[MATERIAL FOR THE TASK]:

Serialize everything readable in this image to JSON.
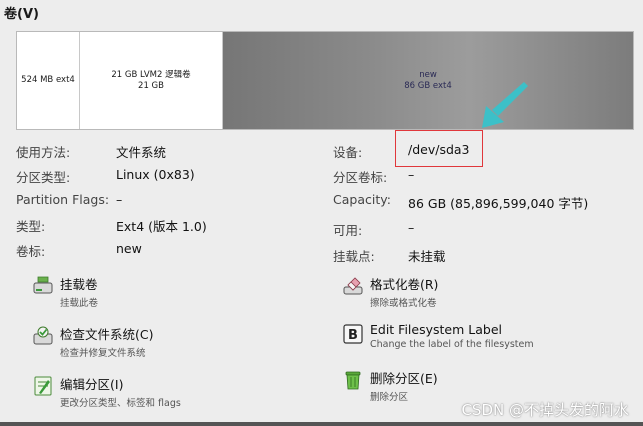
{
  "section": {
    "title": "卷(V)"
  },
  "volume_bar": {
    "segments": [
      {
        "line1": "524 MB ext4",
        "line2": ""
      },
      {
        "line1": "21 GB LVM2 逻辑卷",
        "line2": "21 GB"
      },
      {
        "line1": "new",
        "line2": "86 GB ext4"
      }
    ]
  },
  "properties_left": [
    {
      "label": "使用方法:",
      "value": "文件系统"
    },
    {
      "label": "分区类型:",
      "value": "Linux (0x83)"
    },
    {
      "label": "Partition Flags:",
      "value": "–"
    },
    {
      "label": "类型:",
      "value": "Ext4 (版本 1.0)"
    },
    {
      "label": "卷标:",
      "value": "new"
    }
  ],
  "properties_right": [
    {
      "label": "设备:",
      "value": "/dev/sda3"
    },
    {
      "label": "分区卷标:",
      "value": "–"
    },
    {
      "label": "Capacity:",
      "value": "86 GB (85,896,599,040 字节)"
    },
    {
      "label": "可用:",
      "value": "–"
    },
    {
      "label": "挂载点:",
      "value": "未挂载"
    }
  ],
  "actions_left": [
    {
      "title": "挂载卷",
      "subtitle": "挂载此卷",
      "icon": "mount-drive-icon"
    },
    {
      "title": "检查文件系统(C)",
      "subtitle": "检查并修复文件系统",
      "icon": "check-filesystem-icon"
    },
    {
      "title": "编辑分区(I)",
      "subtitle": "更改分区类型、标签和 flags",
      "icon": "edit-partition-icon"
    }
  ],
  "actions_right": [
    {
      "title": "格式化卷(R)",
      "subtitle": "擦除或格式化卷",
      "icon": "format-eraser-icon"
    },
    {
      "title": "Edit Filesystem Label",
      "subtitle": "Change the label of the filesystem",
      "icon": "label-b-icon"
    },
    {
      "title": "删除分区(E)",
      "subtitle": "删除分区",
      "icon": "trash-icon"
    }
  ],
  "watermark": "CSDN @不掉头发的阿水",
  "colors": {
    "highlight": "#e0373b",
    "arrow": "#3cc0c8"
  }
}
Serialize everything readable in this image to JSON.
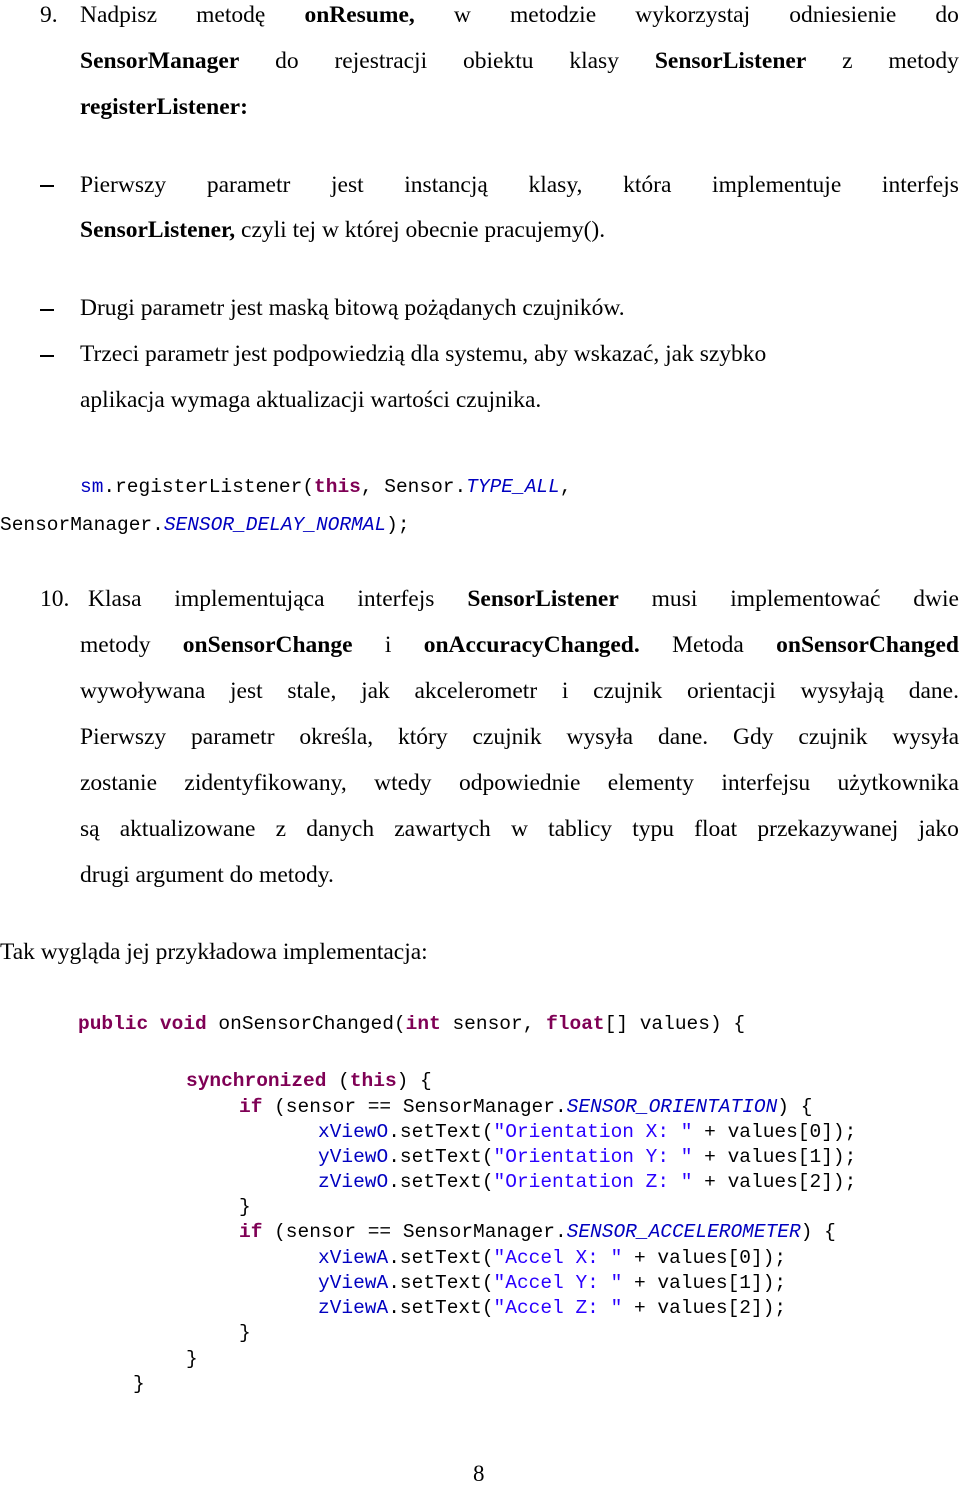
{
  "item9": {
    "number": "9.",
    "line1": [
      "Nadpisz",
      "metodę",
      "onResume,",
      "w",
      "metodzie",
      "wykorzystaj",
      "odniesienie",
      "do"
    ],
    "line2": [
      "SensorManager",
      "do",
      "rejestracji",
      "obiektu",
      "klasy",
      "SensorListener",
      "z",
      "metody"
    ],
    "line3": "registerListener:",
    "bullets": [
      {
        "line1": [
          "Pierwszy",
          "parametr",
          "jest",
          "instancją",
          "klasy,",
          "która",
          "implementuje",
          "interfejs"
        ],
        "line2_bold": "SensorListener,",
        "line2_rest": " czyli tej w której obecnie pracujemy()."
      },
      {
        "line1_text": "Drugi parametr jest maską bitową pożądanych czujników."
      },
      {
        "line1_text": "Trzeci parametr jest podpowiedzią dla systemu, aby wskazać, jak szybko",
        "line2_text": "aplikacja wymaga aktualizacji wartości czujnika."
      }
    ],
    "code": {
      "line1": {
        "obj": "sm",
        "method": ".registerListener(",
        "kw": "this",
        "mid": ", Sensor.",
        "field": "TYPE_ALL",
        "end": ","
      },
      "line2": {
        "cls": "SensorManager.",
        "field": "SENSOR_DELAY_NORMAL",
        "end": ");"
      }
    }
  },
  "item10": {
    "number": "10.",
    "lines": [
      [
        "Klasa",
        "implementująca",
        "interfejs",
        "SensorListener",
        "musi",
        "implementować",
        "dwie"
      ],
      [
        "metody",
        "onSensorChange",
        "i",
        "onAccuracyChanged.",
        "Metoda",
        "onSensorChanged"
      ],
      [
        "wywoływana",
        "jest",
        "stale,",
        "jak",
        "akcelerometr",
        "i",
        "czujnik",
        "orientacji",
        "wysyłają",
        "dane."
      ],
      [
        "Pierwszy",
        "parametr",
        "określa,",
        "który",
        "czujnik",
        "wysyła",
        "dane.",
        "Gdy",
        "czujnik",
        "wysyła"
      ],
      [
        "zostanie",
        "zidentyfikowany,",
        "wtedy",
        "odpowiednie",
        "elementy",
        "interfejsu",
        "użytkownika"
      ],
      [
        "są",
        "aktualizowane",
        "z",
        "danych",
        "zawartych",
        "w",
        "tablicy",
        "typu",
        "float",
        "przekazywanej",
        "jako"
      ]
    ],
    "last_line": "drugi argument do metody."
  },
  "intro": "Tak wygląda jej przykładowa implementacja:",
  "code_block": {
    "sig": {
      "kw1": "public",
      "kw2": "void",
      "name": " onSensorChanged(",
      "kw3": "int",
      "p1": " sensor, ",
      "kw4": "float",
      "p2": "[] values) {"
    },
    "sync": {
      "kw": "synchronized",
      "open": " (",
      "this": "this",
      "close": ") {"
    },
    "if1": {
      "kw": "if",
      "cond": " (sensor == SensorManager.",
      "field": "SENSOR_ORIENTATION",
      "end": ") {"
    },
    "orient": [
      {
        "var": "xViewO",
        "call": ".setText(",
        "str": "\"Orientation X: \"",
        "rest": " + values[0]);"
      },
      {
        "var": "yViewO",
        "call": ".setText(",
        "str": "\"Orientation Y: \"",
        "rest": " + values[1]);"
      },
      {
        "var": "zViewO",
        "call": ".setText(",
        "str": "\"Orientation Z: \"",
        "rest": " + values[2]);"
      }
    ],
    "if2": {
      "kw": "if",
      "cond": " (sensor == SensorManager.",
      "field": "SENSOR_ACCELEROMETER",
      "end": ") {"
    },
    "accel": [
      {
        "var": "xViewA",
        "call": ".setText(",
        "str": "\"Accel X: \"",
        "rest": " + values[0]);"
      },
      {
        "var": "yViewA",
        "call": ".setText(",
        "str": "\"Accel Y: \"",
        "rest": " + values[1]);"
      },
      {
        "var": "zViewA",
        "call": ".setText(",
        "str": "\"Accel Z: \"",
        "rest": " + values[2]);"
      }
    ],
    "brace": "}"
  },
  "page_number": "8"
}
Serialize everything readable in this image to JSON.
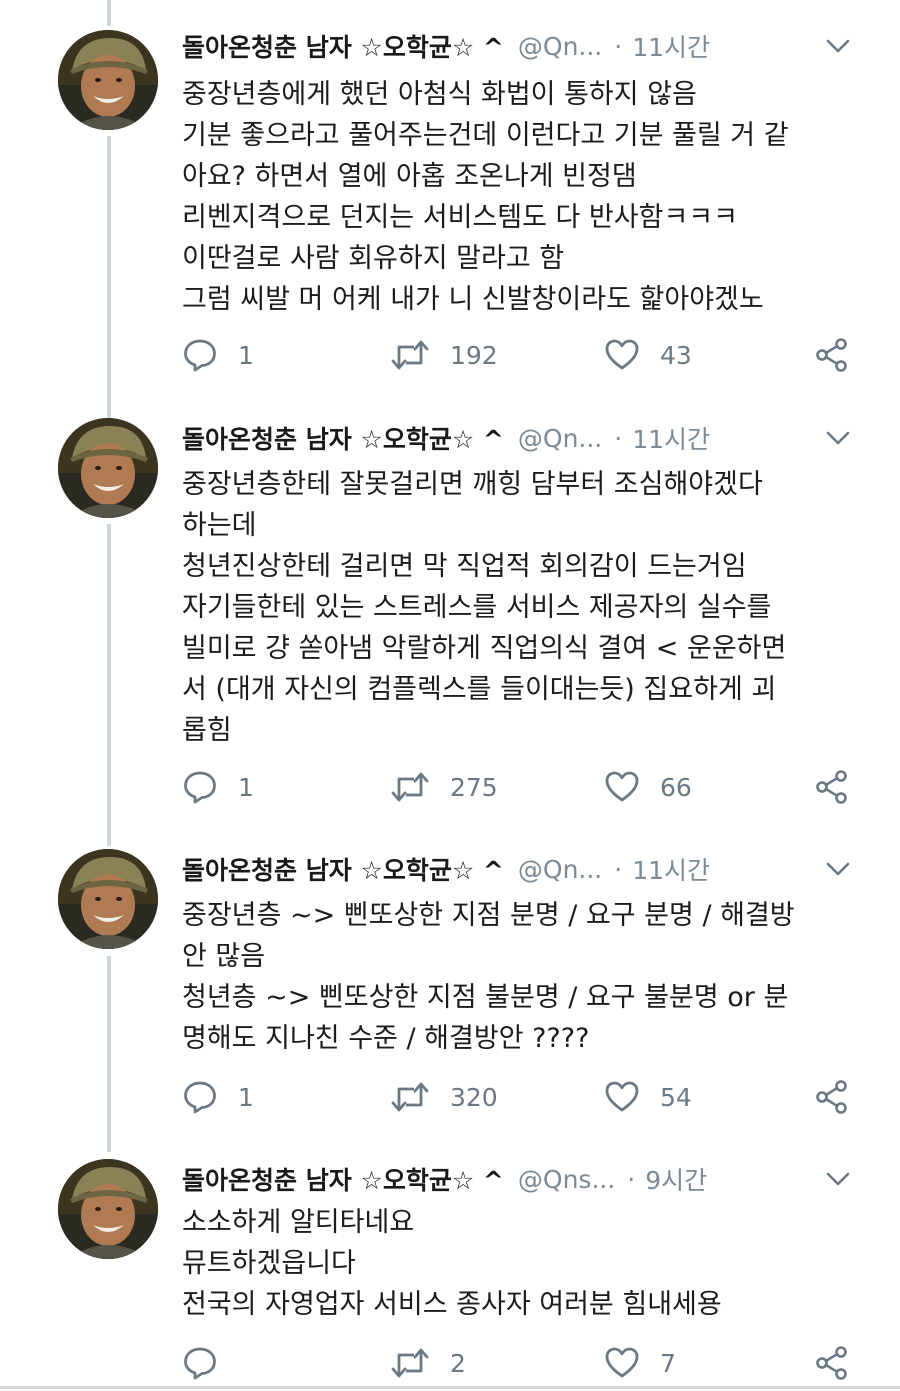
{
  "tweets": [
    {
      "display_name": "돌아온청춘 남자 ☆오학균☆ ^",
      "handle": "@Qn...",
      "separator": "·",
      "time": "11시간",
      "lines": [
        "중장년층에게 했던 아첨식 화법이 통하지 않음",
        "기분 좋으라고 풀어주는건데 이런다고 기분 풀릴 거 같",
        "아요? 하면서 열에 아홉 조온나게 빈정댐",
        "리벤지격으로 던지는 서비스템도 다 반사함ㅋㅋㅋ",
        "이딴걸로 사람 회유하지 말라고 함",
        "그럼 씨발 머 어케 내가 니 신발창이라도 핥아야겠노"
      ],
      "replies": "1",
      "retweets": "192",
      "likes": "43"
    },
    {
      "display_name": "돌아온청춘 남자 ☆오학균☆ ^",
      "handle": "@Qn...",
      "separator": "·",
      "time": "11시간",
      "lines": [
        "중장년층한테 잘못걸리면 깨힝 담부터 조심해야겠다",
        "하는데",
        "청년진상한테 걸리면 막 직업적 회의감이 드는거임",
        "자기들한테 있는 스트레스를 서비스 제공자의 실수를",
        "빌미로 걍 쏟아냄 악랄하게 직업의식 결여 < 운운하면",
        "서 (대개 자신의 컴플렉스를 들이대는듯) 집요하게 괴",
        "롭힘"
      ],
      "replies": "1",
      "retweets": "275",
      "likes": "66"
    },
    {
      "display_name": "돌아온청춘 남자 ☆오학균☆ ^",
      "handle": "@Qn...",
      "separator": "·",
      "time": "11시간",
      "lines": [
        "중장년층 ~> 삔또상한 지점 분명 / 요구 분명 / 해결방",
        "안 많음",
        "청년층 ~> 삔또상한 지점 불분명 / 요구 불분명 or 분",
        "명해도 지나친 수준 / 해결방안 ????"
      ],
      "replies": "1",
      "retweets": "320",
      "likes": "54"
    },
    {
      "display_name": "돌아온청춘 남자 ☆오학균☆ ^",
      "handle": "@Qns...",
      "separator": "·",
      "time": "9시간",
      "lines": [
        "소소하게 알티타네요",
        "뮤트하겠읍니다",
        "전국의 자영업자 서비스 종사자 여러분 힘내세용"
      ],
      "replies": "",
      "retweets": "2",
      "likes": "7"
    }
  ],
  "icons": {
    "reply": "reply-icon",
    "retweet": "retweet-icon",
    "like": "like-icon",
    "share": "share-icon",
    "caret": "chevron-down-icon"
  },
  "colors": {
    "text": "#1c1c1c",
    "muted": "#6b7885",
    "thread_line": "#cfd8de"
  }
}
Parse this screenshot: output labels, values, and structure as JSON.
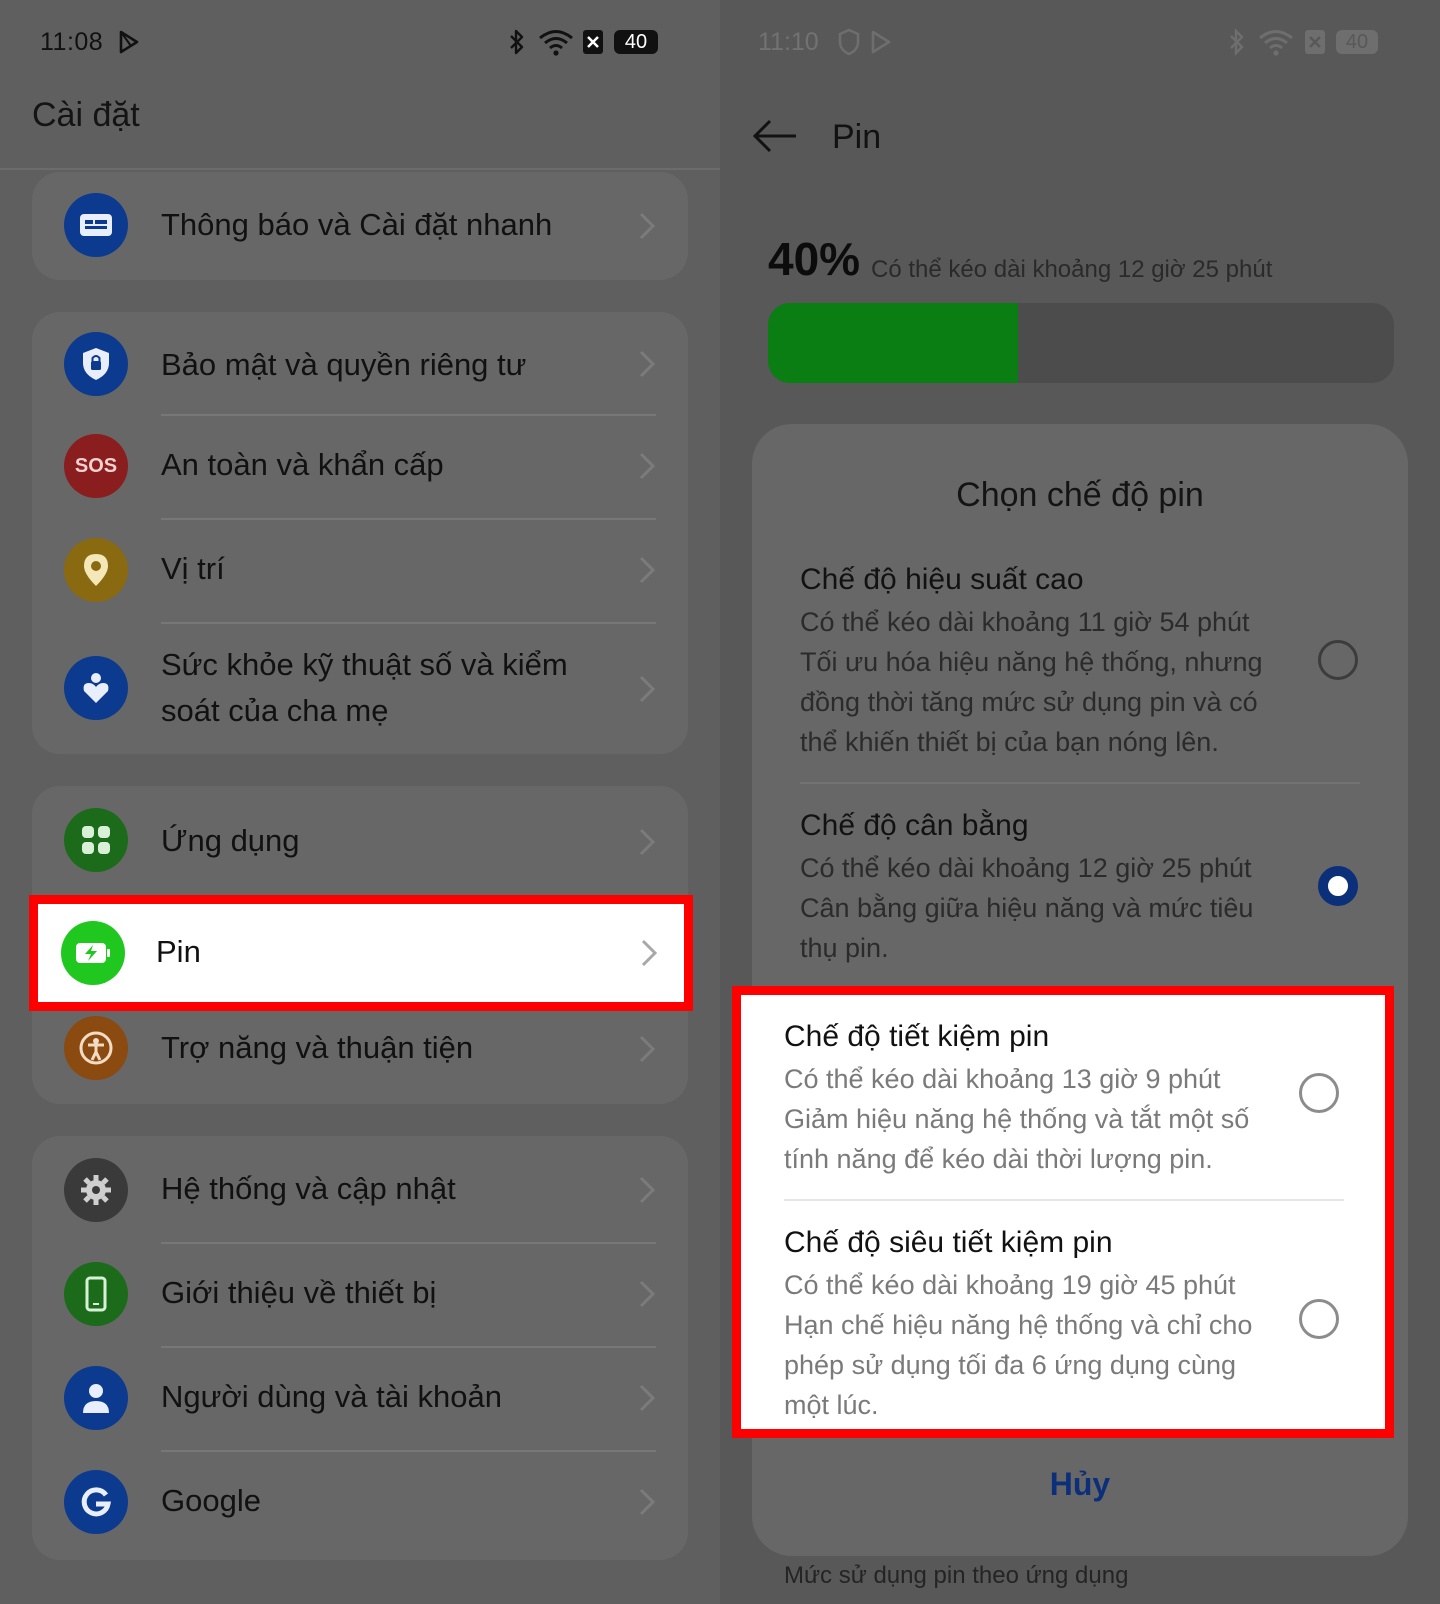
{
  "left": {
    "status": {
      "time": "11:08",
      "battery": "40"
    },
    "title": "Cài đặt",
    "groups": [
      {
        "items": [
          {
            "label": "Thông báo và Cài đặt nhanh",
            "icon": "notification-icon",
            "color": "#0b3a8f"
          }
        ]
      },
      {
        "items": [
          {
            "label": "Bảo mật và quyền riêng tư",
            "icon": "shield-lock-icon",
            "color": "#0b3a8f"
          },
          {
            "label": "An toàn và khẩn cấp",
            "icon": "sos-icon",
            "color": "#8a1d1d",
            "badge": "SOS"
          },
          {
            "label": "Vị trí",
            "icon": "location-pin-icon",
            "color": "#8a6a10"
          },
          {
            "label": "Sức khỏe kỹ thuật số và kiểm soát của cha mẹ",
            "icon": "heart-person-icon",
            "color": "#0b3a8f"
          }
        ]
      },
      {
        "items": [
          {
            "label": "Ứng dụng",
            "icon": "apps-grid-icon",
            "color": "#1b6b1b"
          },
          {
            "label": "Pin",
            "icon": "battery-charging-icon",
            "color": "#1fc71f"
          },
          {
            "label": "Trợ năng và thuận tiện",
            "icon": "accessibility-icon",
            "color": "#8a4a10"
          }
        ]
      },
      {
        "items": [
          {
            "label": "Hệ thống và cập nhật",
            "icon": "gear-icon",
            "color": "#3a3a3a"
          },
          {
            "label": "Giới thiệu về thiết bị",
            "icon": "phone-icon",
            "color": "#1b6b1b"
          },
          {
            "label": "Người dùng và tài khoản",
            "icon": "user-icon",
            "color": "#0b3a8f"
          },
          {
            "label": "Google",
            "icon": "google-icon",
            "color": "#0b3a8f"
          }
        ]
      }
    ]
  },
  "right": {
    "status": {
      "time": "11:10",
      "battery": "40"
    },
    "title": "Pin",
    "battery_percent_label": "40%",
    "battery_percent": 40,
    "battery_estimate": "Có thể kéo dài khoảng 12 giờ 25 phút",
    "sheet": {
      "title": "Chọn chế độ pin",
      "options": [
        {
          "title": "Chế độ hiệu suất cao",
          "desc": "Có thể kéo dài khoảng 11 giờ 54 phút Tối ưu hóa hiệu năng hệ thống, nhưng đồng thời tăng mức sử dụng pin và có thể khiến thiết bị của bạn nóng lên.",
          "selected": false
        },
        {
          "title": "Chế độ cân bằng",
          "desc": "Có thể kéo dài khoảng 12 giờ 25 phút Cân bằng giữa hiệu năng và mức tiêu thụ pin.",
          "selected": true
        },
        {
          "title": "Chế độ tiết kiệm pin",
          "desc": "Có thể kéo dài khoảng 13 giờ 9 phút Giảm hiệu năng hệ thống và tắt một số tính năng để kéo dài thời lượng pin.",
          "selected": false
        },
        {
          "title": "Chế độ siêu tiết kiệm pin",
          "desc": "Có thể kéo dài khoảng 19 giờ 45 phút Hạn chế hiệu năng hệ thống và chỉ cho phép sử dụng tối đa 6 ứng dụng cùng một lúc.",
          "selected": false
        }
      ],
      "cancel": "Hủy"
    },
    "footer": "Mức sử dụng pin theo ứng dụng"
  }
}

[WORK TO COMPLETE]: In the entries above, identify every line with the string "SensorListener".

[EXERCISE ANSWER]:
      "SensorListener",
        "line2_bold": "SensorListener,",
        "SensorListener",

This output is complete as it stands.